Enniskillen Castle - is almost 600 years old, built by the Hugh Maguire, it served to guard one of the few passes into Ulster. The grounds contain 2 museums, the Fermanagh County Museum and The Inniskillings Museum.
Marble Arch Caves - located near the village of Florencecourt, are an impressive series of limestone caves. Visiting involves travelling on a boat through the first part of the caves, the tour lasting about 75 minutes. It is a world of lofty chambers, passages, waterfalls and rivers. On site there is a restaurant, souvenir shop, audio visual theatre and exhibition area.
Ulster-American Folk Park - is a themed open air museum with knowledgeable volunteers, dressed in period costume, going about their everyday tasks. It tells the story of emigration during the 18th and 19th centuries. There are some 30 traditional buildings, thatched cottages, log cabins, shops, agricultural and homes with demonstrations of crafts, cooking, printing, photography, textiles and blacksmithing. There is also a full size reconstruction of an early 19th century sailing ship.
Drum Manor Forest Park - This attractive park offers walking trails, a walled butterfly garden, a shrub garden, an arboretum, the remains of a 19th century manor house, several lakes, a tea room and interesting forest plots containing both native, exotic deciduous and evergreen trees.

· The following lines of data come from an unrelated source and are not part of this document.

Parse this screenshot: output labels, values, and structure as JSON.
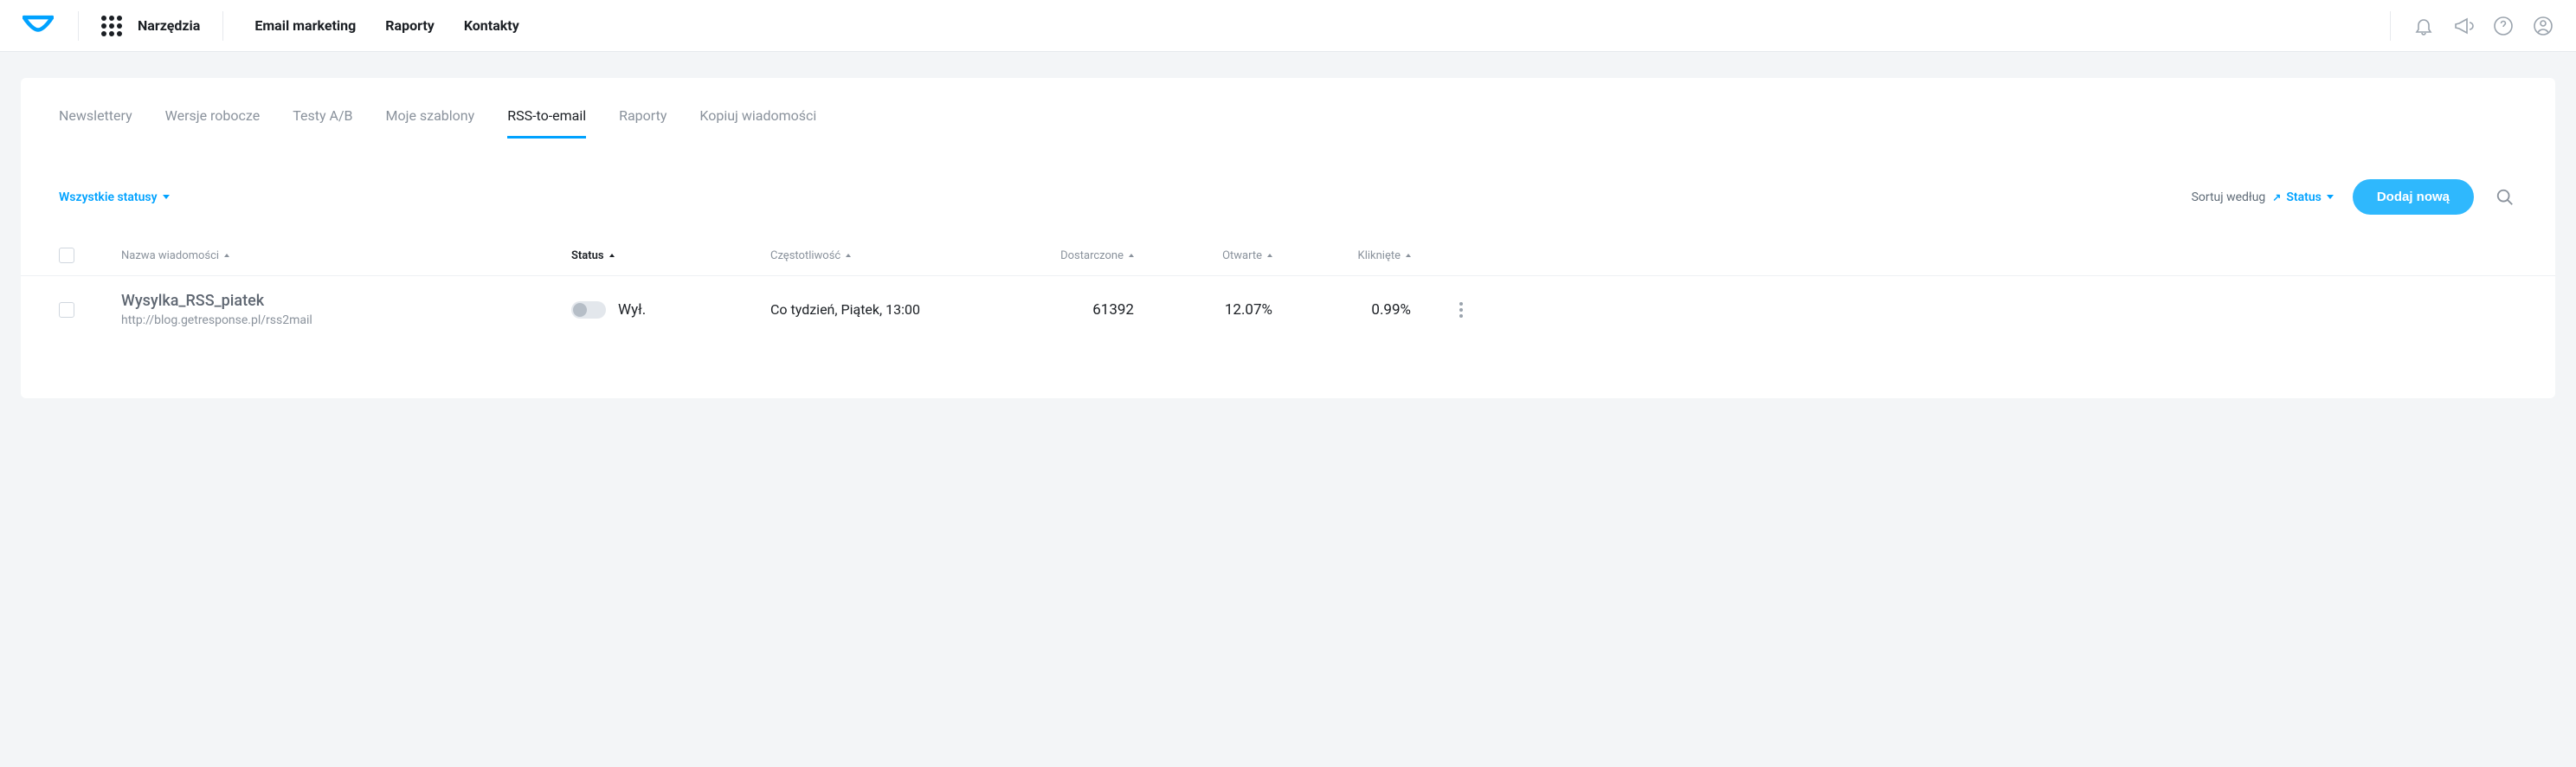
{
  "topnav": {
    "tools_label": "Narzędzia",
    "links": [
      "Email marketing",
      "Raporty",
      "Kontakty"
    ]
  },
  "tabs": [
    {
      "label": "Newslettery",
      "active": false
    },
    {
      "label": "Wersje robocze",
      "active": false
    },
    {
      "label": "Testy A/B",
      "active": false
    },
    {
      "label": "Moje szablony",
      "active": false
    },
    {
      "label": "RSS-to-email",
      "active": true
    },
    {
      "label": "Raporty",
      "active": false
    },
    {
      "label": "Kopiuj wiadomości",
      "active": false
    }
  ],
  "filters": {
    "status_filter_label": "Wszystkie statusy",
    "sort_prefix": "Sortuj według",
    "sort_value": "Status",
    "add_button": "Dodaj nową"
  },
  "columns": {
    "name": "Nazwa wiadomości",
    "status": "Status",
    "frequency": "Częstotliwość",
    "delivered": "Dostarczone",
    "opened": "Otwarte",
    "clicked": "Kliknięte"
  },
  "rows": [
    {
      "name": "Wysylka_RSS_piatek",
      "url": "http://blog.getresponse.pl/rss2mail",
      "status_on": false,
      "status_label": "Wył.",
      "frequency": "Co tydzień, Piątek, 13:00",
      "delivered": "61392",
      "opened": "12.07%",
      "clicked": "0.99%"
    }
  ]
}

Gray Printer's Museum - Costumed guides demonstrate early printing presses. Audio-visual display telling the history of printing.
Tyrone Crystal - Guided tours are available, demonstrating blowing, marking, cutting and finishing stages of this fine crystal. Restaurant and shop.
The Ulster History Park - 10,000 years of Irish history and historic dwellings laid out in chronological order on this 35 acre site. The Park houses stone circles, single standing stones, stone tombs, and an impressive stone dolmen.
Beaghmore Stone Circles - 7 mysterious stone circles which are presumed to be ceremonial.